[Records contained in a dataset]
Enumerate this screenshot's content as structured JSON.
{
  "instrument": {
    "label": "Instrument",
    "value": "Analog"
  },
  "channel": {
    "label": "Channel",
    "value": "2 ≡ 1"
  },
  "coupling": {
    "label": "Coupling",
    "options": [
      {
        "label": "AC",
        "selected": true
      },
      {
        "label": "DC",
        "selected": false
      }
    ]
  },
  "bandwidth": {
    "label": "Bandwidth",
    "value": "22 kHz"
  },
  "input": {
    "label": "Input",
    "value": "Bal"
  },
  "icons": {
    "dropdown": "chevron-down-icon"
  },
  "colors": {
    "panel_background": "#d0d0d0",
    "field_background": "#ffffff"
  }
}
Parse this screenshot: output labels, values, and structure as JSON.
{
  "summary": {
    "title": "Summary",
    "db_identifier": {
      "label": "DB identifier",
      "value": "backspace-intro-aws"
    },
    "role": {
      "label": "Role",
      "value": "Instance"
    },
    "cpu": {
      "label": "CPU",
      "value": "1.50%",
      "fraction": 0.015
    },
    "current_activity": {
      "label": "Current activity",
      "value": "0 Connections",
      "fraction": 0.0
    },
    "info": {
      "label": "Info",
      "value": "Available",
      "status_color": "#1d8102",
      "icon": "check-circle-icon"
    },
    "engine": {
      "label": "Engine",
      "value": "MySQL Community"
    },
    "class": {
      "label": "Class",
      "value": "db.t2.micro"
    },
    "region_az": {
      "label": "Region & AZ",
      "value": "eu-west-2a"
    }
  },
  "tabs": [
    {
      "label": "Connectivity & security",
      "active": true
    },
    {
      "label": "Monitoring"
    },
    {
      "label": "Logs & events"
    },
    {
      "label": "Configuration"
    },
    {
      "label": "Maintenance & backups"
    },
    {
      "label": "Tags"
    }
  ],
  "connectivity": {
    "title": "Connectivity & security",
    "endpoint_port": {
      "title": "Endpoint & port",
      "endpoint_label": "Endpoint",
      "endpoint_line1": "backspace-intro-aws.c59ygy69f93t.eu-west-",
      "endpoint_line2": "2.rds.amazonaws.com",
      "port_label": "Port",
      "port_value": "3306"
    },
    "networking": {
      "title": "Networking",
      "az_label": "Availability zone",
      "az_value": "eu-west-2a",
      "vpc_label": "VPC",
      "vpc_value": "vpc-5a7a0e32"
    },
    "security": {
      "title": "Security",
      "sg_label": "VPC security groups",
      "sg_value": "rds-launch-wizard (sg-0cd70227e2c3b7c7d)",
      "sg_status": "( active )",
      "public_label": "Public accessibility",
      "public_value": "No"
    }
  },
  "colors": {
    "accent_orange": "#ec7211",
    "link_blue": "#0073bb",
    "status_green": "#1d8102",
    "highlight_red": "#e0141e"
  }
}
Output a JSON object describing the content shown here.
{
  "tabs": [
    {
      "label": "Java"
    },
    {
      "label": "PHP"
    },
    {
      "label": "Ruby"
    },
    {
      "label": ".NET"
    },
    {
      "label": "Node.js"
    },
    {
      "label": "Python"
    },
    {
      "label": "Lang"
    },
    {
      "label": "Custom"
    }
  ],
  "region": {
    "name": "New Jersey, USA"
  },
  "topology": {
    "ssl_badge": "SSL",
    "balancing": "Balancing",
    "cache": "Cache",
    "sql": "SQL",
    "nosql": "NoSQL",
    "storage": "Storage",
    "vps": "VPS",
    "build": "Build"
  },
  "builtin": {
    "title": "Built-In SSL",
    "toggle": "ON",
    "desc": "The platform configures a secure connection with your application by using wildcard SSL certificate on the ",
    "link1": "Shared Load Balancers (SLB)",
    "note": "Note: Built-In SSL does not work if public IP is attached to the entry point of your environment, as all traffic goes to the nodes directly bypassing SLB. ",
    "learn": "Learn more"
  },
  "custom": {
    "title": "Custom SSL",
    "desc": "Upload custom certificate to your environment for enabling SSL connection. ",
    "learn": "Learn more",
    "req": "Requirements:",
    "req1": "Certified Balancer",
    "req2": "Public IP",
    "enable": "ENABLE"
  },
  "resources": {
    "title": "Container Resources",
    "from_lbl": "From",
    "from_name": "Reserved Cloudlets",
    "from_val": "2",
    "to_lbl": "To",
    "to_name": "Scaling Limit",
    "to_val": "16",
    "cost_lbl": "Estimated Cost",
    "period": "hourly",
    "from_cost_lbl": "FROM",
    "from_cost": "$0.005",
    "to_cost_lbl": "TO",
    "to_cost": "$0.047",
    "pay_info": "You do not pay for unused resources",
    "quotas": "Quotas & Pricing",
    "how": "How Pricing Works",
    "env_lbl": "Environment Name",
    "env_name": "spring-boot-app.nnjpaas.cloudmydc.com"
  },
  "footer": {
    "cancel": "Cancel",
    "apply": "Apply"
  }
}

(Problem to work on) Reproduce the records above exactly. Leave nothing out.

(Output for this exercise)
Enumerate this screenshot's content as structured JSON.
{
  "instrument": {
    "label": "Instrument",
    "value": "Analog"
  },
  "channel": {
    "label": "Channel",
    "value": "2 ≡ 1"
  },
  "coupling": {
    "label": "Coupling",
    "options": [
      {
        "label": "AC",
        "selected": true
      },
      {
        "label": "DC",
        "selected": false
      }
    ]
  },
  "bandwidth": {
    "label": "Bandwidth",
    "value": "22 kHz"
  },
  "input": {
    "label": "Input",
    "value": "Bal"
  },
  "icons": {
    "dropdown": "chevron-down-icon"
  },
  "colors": {
    "panel_background": "#d0d0d0",
    "field_background": "#ffffff"
  }
}
Parse this screenshot: output labels, values, and structure as JSON.
{
  "summary": {
    "title": "Summary",
    "db_identifier": {
      "label": "DB identifier",
      "value": "backspace-intro-aws"
    },
    "role": {
      "label": "Role",
      "value": "Instance"
    },
    "cpu": {
      "label": "CPU",
      "value": "1.50%",
      "fraction": 0.015
    },
    "current_activity": {
      "label": "Current activity",
      "value": "0 Connections",
      "fraction": 0.0
    },
    "info": {
      "label": "Info",
      "value": "Available",
      "status_color": "#1d8102",
      "icon": "check-circle-icon"
    },
    "engine": {
      "label": "Engine",
      "value": "MySQL Community"
    },
    "class": {
      "label": "Class",
      "value": "db.t2.micro"
    },
    "region_az": {
      "label": "Region & AZ",
      "value": "eu-west-2a"
    }
  },
  "tabs": [
    {
      "label": "Connectivity & security",
      "active": true
    },
    {
      "label": "Monitoring"
    },
    {
      "label": "Logs & events"
    },
    {
      "label": "Configuration"
    },
    {
      "label": "Maintenance & backups"
    },
    {
      "label": "Tags"
    }
  ],
  "connectivity": {
    "title": "Connectivity & security",
    "endpoint_port": {
      "title": "Endpoint & port",
      "endpoint_label": "Endpoint",
      "endpoint_line1": "backspace-intro-aws.c59ygy69f93t.eu-west-",
      "endpoint_line2": "2.rds.amazonaws.com",
      "port_label": "Port",
      "port_value": "3306"
    },
    "networking": {
      "title": "Networking",
      "az_label": "Availability zone",
      "az_value": "eu-west-2a",
      "vpc_label": "VPC",
      "vpc_value": "vpc-5a7a0e32"
    },
    "security": {
      "title": "Security",
      "sg_label": "VPC security groups",
      "sg_value": "rds-launch-wizard (sg-0cd70227e2c3b7c7d)",
      "sg_status": "( active )",
      "public_label": "Public accessibility",
      "public_value": "No"
    }
  },
  "colors": {
    "accent_orange": "#ec7211",
    "link_blue": "#0073bb",
    "status_green": "#1d8102",
    "highlight_red": "#e0141e"
  }
}
Output a JSON object describing the content shown here.
{
  "tabs": [
    {
      "label": "Java"
    },
    {
      "label": "PHP"
    },
    {
      "label": "Ruby"
    },
    {
      "label": ".NET"
    },
    {
      "label": "Node.js"
    },
    {
      "label": "Python"
    },
    {
      "label": "Lang"
    },
    {
      "label": "Custom"
    }
  ],
  "region": {
    "name": "New Jersey, USA"
  },
  "topology": {
    "ssl_badge": "SSL",
    "balancing": "Balancing",
    "cache": "Cache",
    "sql": "SQL",
    "nosql": "NoSQL",
    "storage": "Storage",
    "vps": "VPS",
    "build": "Build"
  },
  "builtin": {
    "title": "Built-In SSL",
    "toggle": "ON",
    "desc": "The platform configures a secure connection with your application by using wildcard SSL certificate on the ",
    "link1": "Shared Load Balancers (SLB)",
    "note": "Note: Built-In SSL does not work if public IP is attached to the entry point of your environment, as all traffic goes to the nodes directly bypassing SLB. ",
    "learn": "Learn more"
  },
  "custom": {
    "title": "Custom SSL",
    "desc": "Upload custom certificate to your environment for enabling SSL connection. ",
    "learn": "Learn more",
    "req": "Requirements:",
    "req1": "Certified Balancer",
    "req2": "Public IP",
    "enable": "ENABLE"
  },
  "resources": {
    "title": "Container Resources",
    "from_lbl": "From",
    "from_name": "Reserved Cloudlets",
    "from_val": "2",
    "to_lbl": "To",
    "to_name": "Scaling Limit",
    "to_val": "16",
    "cost_lbl": "Estimated Cost",
    "period": "hourly",
    "from_cost_lbl": "FROM",
    "from_cost": "$0.005",
    "to_cost_lbl": "TO",
    "to_cost": "$0.047",
    "pay_info": "You do not pay for unused resources",
    "quotas": "Quotas & Pricing",
    "how": "How Pricing Works",
    "env_lbl": "Environment Name",
    "env_name": "spring-boot-app.nnjpaas.cloudmydc.com"
  },
  "footer": {
    "cancel": "Cancel",
    "apply": "Apply"
  }
}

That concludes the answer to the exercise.